• [ACTIVITY]: Could you repeat the records below exactly, leaving out any pictures?

*** Opening INFORMATION SHOWN ***

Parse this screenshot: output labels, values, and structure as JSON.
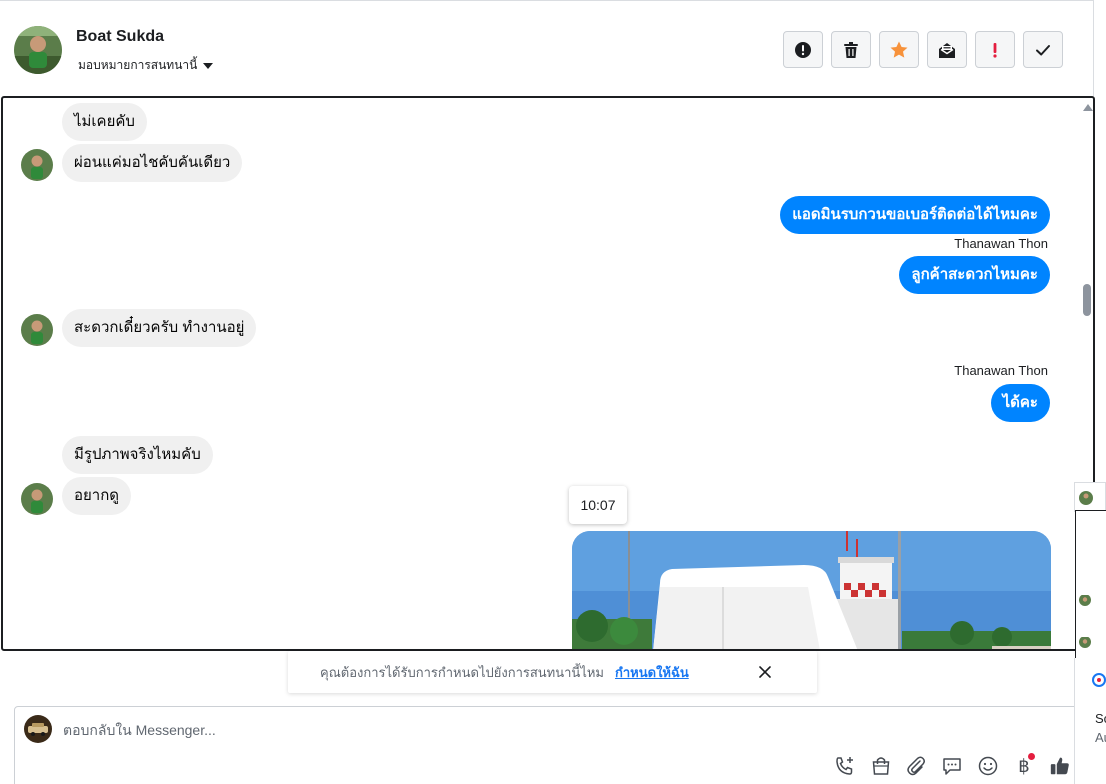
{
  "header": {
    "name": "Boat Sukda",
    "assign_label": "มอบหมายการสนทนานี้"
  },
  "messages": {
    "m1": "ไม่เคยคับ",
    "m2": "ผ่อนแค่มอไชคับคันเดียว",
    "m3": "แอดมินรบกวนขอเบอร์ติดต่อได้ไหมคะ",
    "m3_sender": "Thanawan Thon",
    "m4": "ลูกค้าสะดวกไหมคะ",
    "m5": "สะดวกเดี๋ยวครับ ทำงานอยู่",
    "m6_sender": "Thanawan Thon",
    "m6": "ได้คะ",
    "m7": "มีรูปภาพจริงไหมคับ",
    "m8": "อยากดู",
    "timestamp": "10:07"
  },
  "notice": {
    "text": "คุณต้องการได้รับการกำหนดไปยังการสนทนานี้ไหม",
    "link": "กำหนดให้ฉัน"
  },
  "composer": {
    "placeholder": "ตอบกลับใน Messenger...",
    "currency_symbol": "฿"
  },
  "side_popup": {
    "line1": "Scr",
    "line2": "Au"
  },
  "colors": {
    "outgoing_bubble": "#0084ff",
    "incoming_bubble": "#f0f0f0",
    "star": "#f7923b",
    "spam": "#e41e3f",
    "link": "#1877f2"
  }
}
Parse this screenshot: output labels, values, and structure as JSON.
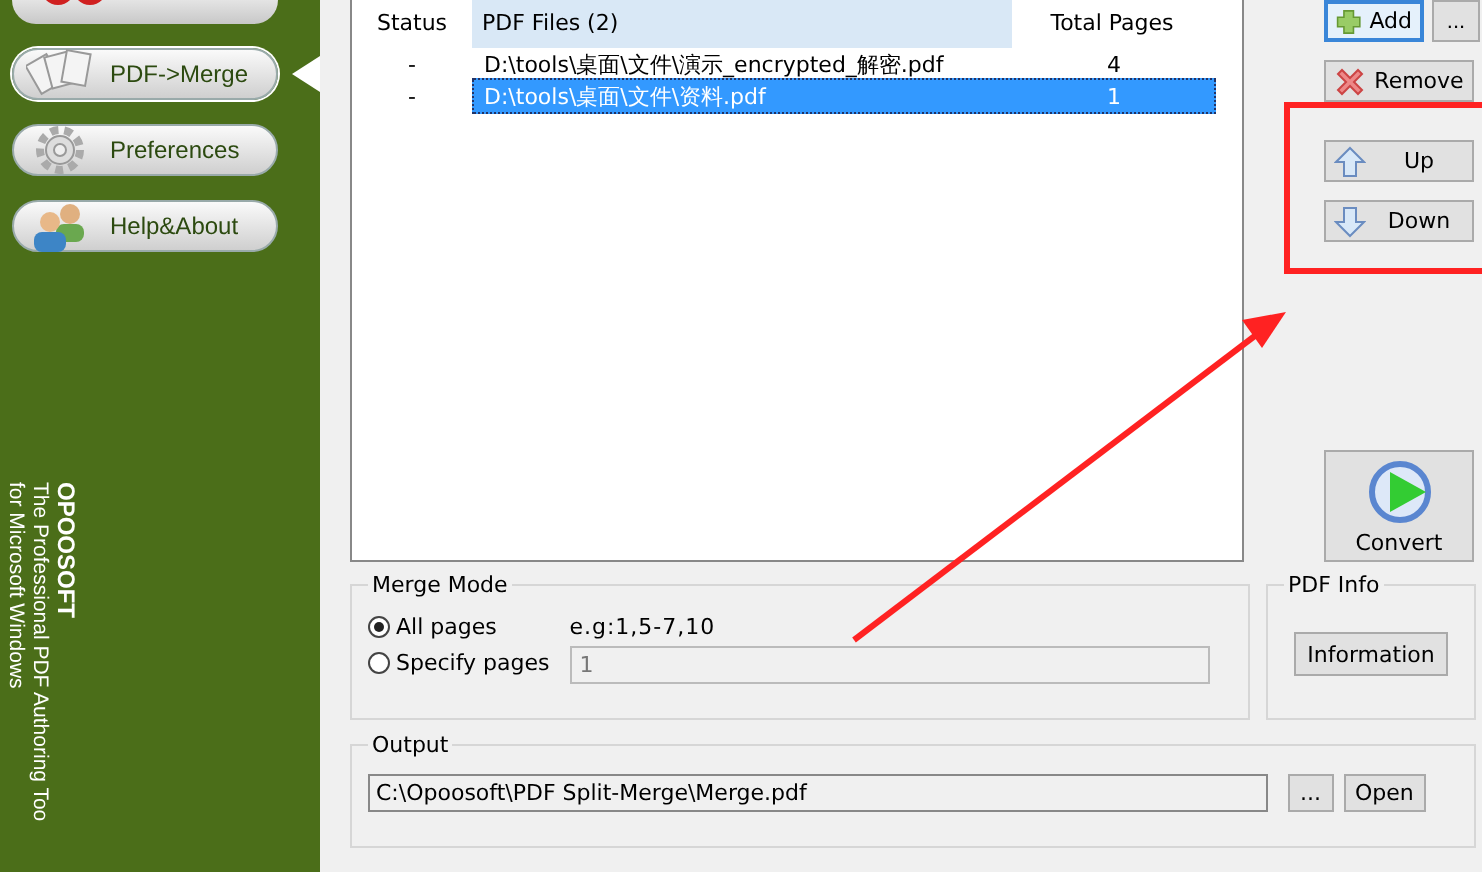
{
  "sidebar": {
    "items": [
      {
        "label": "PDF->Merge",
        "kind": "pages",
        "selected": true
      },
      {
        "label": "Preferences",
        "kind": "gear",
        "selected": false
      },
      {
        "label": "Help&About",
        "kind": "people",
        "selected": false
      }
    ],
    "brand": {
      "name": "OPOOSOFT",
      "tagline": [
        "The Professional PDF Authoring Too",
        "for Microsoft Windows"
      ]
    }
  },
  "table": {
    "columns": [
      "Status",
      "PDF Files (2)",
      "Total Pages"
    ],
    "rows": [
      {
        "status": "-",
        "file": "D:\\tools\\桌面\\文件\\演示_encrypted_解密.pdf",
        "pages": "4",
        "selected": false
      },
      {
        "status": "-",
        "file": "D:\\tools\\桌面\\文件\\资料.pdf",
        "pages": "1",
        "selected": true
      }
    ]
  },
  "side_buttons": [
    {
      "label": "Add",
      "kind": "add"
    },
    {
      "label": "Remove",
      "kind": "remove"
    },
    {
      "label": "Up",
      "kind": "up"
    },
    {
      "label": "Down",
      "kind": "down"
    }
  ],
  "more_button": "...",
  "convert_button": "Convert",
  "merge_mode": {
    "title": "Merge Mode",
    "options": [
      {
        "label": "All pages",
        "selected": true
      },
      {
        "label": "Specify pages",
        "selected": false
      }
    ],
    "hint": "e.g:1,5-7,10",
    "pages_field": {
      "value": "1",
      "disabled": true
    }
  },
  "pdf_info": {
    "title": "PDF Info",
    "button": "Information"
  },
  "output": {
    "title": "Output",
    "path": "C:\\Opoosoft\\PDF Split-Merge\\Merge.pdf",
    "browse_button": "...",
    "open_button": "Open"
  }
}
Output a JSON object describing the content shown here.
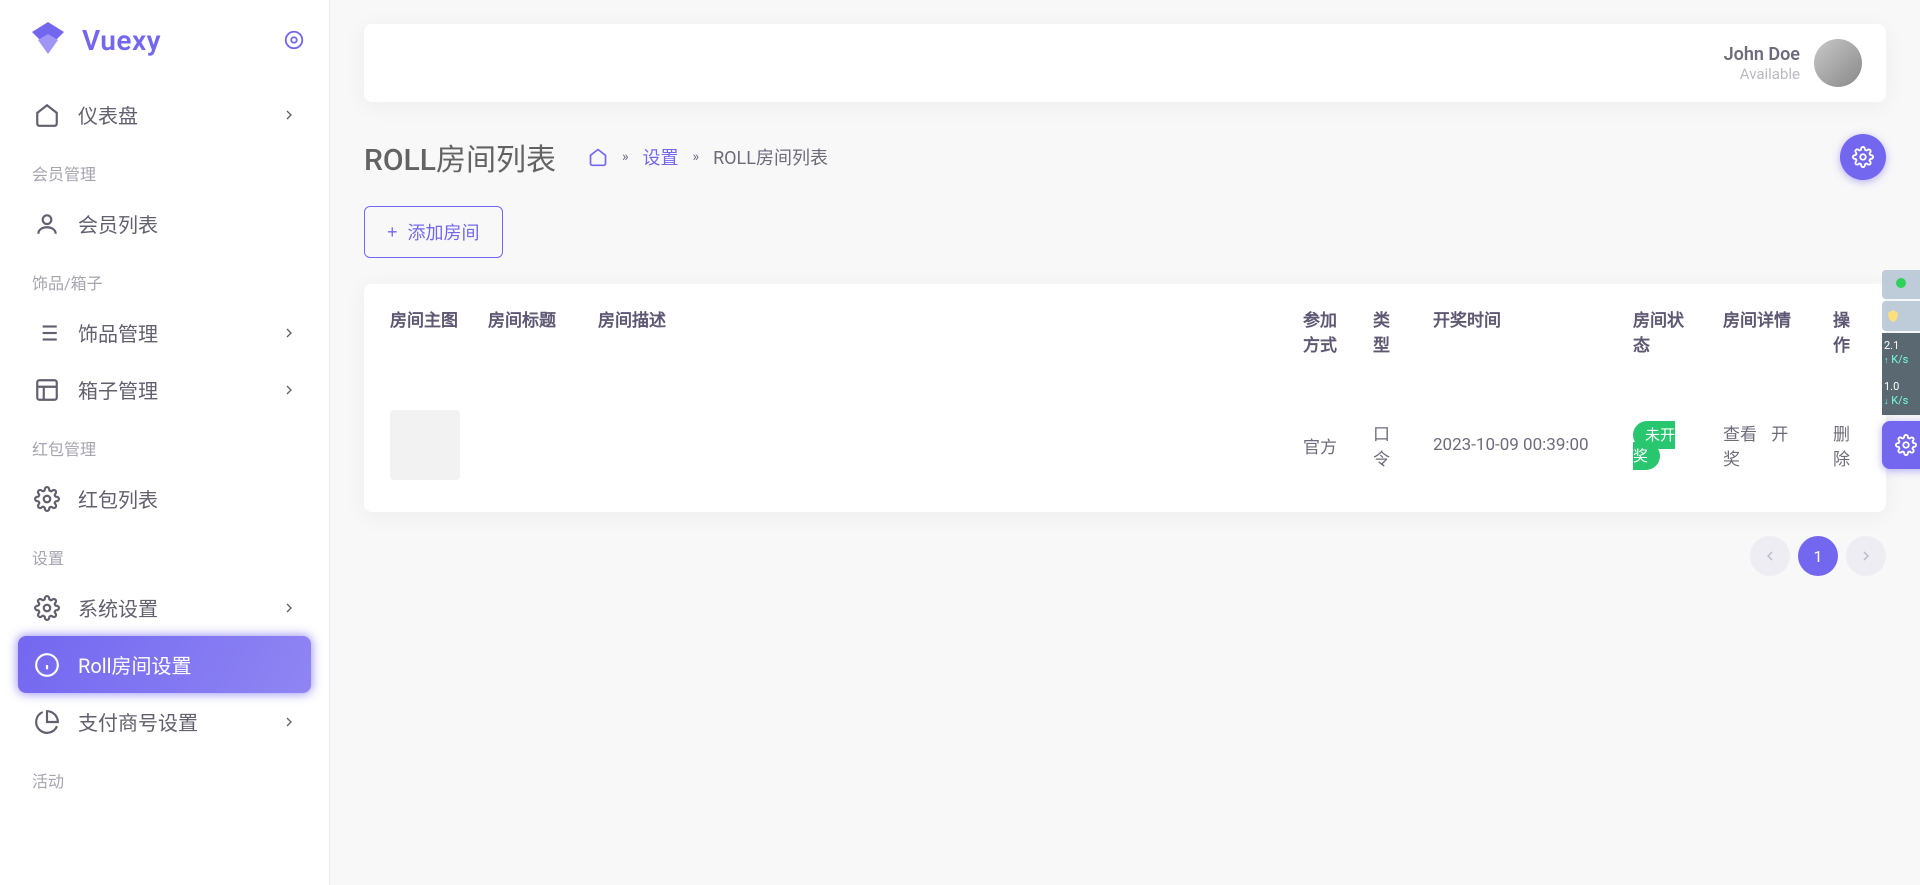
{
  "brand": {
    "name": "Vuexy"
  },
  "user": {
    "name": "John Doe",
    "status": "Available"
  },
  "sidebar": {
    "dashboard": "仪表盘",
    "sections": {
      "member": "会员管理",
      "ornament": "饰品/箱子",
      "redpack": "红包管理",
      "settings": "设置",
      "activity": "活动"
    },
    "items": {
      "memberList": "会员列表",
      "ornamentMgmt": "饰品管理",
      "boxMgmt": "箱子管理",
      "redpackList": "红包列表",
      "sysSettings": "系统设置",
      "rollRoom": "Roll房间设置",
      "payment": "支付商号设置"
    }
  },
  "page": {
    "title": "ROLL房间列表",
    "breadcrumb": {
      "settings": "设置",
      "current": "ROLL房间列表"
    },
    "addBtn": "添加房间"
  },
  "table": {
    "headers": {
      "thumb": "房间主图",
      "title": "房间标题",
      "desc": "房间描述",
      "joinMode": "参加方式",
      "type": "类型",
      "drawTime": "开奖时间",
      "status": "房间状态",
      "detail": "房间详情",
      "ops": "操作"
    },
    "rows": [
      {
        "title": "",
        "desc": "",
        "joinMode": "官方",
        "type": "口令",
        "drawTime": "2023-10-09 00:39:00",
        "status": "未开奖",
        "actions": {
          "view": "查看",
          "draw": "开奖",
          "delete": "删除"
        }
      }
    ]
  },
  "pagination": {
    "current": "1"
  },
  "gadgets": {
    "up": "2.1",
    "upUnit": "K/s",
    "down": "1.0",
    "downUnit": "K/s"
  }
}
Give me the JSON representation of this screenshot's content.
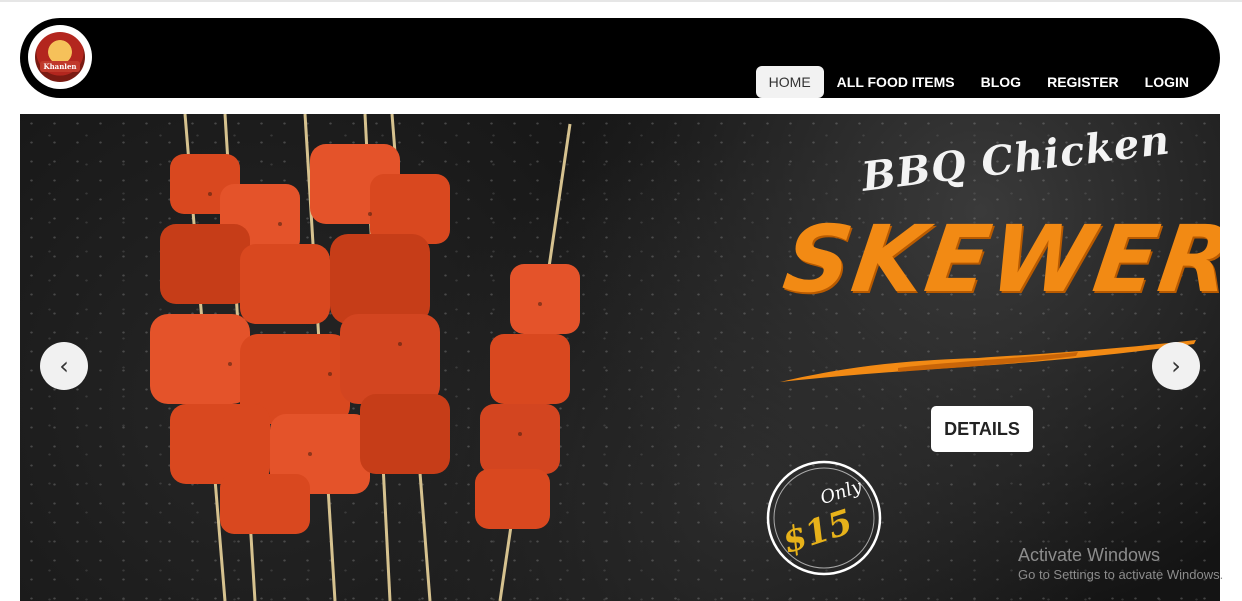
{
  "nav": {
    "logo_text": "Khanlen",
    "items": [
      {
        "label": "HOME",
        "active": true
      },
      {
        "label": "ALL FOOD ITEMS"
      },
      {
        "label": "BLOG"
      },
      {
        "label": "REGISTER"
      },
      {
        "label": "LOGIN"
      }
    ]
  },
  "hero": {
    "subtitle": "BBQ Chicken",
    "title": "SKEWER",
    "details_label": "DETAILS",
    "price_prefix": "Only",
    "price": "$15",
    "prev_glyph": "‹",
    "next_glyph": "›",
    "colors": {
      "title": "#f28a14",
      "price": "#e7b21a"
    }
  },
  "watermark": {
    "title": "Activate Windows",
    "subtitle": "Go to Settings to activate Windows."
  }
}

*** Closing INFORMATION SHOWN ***

• [REPLY TO THE TASK]:
Parse this screenshot: output labels, values, and structure as JSON.
{
  "header": {
    "name": "Boat Sukda",
    "assign_label": "มอบหมายการสนทนานี้"
  },
  "messages": {
    "m1": "ไม่เคยคับ",
    "m2": "ผ่อนแค่มอไชคับคันเดียว",
    "m3": "แอดมินรบกวนขอเบอร์ติดต่อได้ไหมคะ",
    "m3_sender": "Thanawan Thon",
    "m4": "ลูกค้าสะดวกไหมคะ",
    "m5": "สะดวกเดี๋ยวครับ ทำงานอยู่",
    "m6_sender": "Thanawan Thon",
    "m6": "ได้คะ",
    "m7": "มีรูปภาพจริงไหมคับ",
    "m8": "อยากดู",
    "timestamp": "10:07"
  },
  "notice": {
    "text": "คุณต้องการได้รับการกำหนดไปยังการสนทนานี้ไหม",
    "link": "กำหนดให้ฉัน"
  },
  "composer": {
    "placeholder": "ตอบกลับใน Messenger...",
    "currency_symbol": "฿"
  },
  "side_popup": {
    "line1": "Scr",
    "line2": "Au"
  },
  "colors": {
    "outgoing_bubble": "#0084ff",
    "incoming_bubble": "#f0f0f0",
    "star": "#f7923b",
    "spam": "#e41e3f",
    "link": "#1877f2"
  }
}
Parse this screenshot: output labels, values, and structure as JSON.
{
  "sidebar": {
    "items": [
      {
        "label": "PDF->Merge",
        "kind": "pages",
        "selected": true
      },
      {
        "label": "Preferences",
        "kind": "gear",
        "selected": false
      },
      {
        "label": "Help&About",
        "kind": "people",
        "selected": false
      }
    ],
    "brand": {
      "name": "OPOOSOFT",
      "tagline": [
        "The Professional PDF Authoring Too",
        "for Microsoft Windows"
      ]
    }
  },
  "table": {
    "columns": [
      "Status",
      "PDF Files (2)",
      "Total Pages"
    ],
    "rows": [
      {
        "status": "-",
        "file": "D:\\tools\\桌面\\文件\\演示_encrypted_解密.pdf",
        "pages": "4",
        "selected": false
      },
      {
        "status": "-",
        "file": "D:\\tools\\桌面\\文件\\资料.pdf",
        "pages": "1",
        "selected": true
      }
    ]
  },
  "side_buttons": [
    {
      "label": "Add",
      "kind": "add"
    },
    {
      "label": "Remove",
      "kind": "remove"
    },
    {
      "label": "Up",
      "kind": "up"
    },
    {
      "label": "Down",
      "kind": "down"
    }
  ],
  "more_button": "...",
  "convert_button": "Convert",
  "merge_mode": {
    "title": "Merge Mode",
    "options": [
      {
        "label": "All pages",
        "selected": true
      },
      {
        "label": "Specify pages",
        "selected": false
      }
    ],
    "hint": "e.g:1,5-7,10",
    "pages_field": {
      "value": "1",
      "disabled": true
    }
  },
  "pdf_info": {
    "title": "PDF Info",
    "button": "Information"
  },
  "output": {
    "title": "Output",
    "path": "C:\\Opoosoft\\PDF Split-Merge\\Merge.pdf",
    "browse_button": "...",
    "open_button": "Open"
  }
}
Output a JSON object describing the content shown here.
{
  "brand": {
    "name": "Vuexy"
  },
  "user": {
    "name": "John Doe",
    "status": "Available"
  },
  "sidebar": {
    "dashboard": "仪表盘",
    "sections": {
      "member": "会员管理",
      "ornament": "饰品/箱子",
      "redpack": "红包管理",
      "settings": "设置",
      "activity": "活动"
    },
    "items": {
      "memberList": "会员列表",
      "ornamentMgmt": "饰品管理",
      "boxMgmt": "箱子管理",
      "redpackList": "红包列表",
      "sysSettings": "系统设置",
      "rollRoom": "Roll房间设置",
      "payment": "支付商号设置"
    }
  },
  "page": {
    "title": "ROLL房间列表",
    "breadcrumb": {
      "settings": "设置",
      "current": "ROLL房间列表"
    },
    "addBtn": "添加房间"
  },
  "table": {
    "headers": {
      "thumb": "房间主图",
      "title": "房间标题",
      "desc": "房间描述",
      "joinMode": "参加方式",
      "type": "类型",
      "drawTime": "开奖时间",
      "status": "房间状态",
      "detail": "房间详情",
      "ops": "操作"
    },
    "rows": [
      {
        "title": "",
        "desc": "",
        "joinMode": "官方",
        "type": "口令",
        "drawTime": "2023-10-09 00:39:00",
        "status": "未开奖",
        "actions": {
          "view": "查看",
          "draw": "开奖",
          "delete": "删除"
        }
      }
    ]
  },
  "pagination": {
    "current": "1"
  },
  "gadgets": {
    "up": "2.1",
    "upUnit": "K/s",
    "down": "1.0",
    "downUnit": "K/s"
  }
}
Give me the JSON representation of this screenshot's content.
{
  "nav": {
    "logo_text": "Khanlen",
    "items": [
      {
        "label": "HOME",
        "active": true
      },
      {
        "label": "ALL FOOD ITEMS"
      },
      {
        "label": "BLOG"
      },
      {
        "label": "REGISTER"
      },
      {
        "label": "LOGIN"
      }
    ]
  },
  "hero": {
    "subtitle": "BBQ Chicken",
    "title": "SKEWER",
    "details_label": "DETAILS",
    "price_prefix": "Only",
    "price": "$15",
    "prev_glyph": "‹",
    "next_glyph": "›",
    "colors": {
      "title": "#f28a14",
      "price": "#e7b21a"
    }
  },
  "watermark": {
    "title": "Activate Windows",
    "subtitle": "Go to Settings to activate Windows."
  }
}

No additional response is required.